Egyptian visual artist Hani El-Masri has died at the age of 64 after a long battle with cancer.
The artist had a long career in Egypt before working in the United States, receiving the National State Award for Best Illustration for a Children’s Book in 1979, designing the famous Kimo from the Kimo Kono Ice-Cream brand and serving as the art director of Egypt’s oldest biscuits brand, Bisco Misr.
Internationally, Masri is known for his work with DreamWorks Studios and Warner Brothers on several projects, most notably the Prince of Egypt (1998) which tells the story of Moses. He later worked on other DreamWorks productions including The Road to Eldorado (2000) and Spirit: Stallion of the Cimarron (2002).
Hani El-Masri at TEDxCairo 2014
Between 1990 and 1995, Masri worked with Disney to design and implement environments, facades and props at the different Disney theme parks in Tokyo, California and Florida.
During the 1970s, Masri was one of the illustrators for the Mickey comics in Egypt, which were published in Arabic and serves as a local spin to the American children’s character.
He received the Best Illustrator of the Year Award in 2004 from Egypt’s National Council for Children’s Books, headed by then-First Lady Suzanne Mubarak. In 2006, the International Board on Books for Young People in Basel, Switzerland awarded him for his illustration of Behind the Secret Door.

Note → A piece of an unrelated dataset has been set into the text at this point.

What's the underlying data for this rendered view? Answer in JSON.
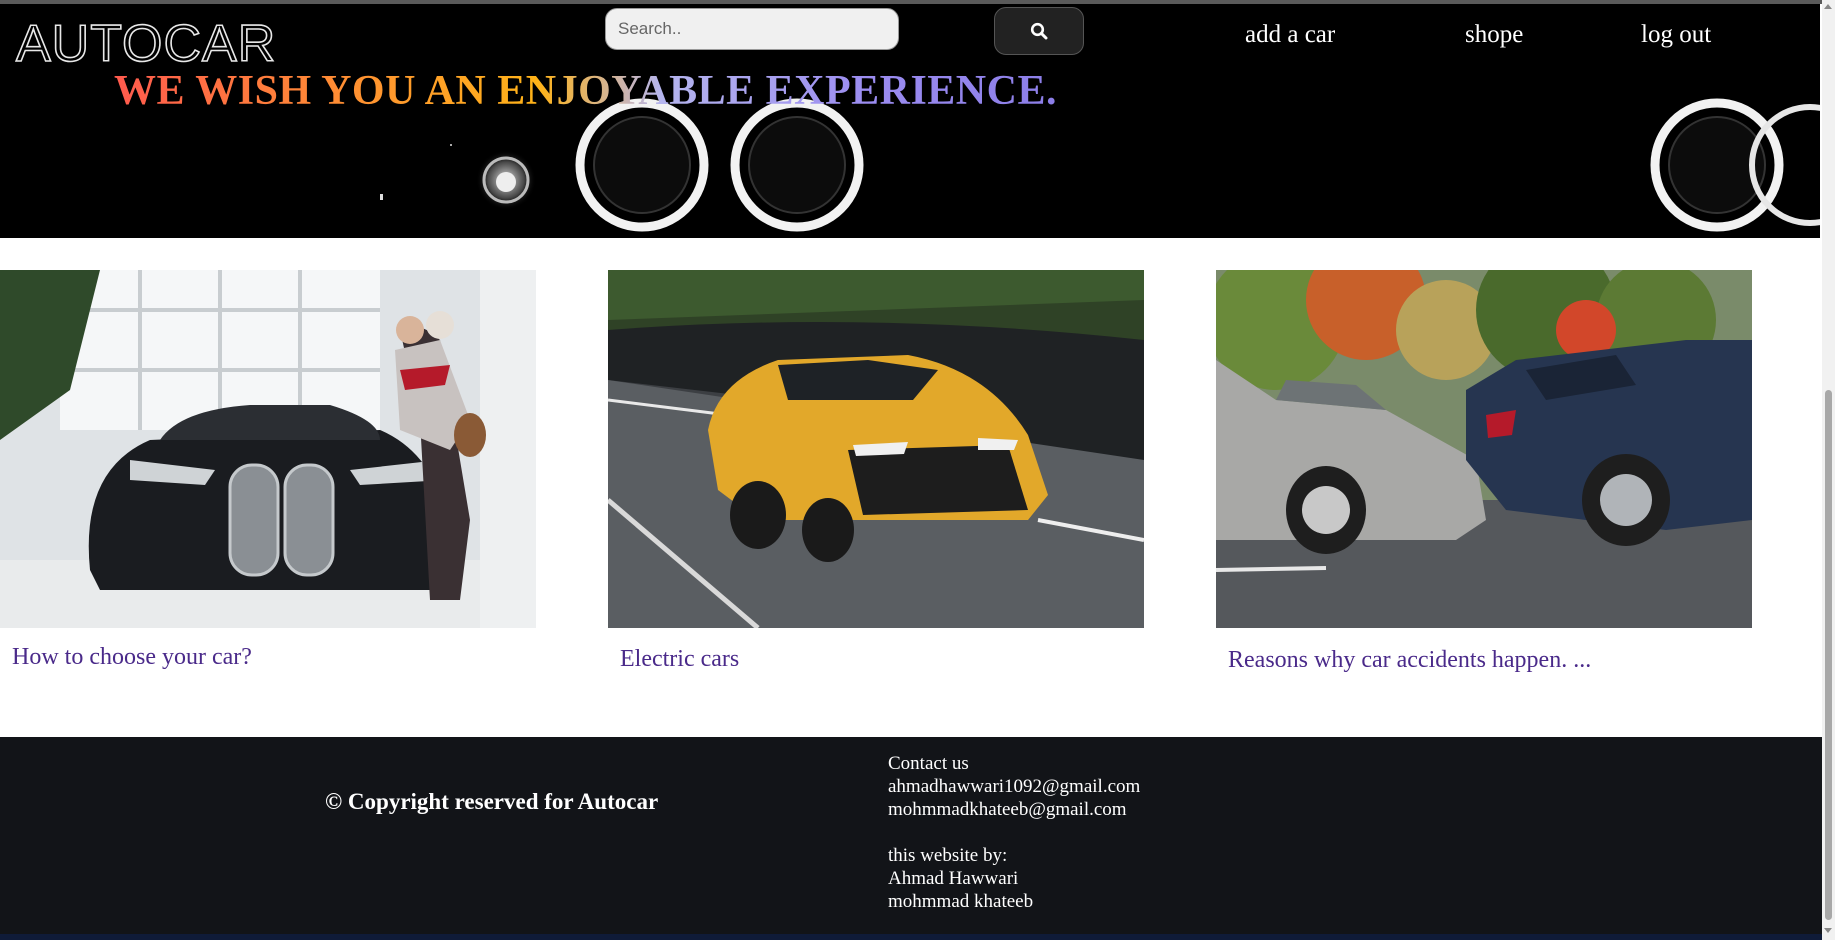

Masri also designed several sets for Egyptian plays including El-Eyal Kebret (The Kids have Grown), Isis and Shahed Mashafsh Haga (A Witness Who Saw Nothing).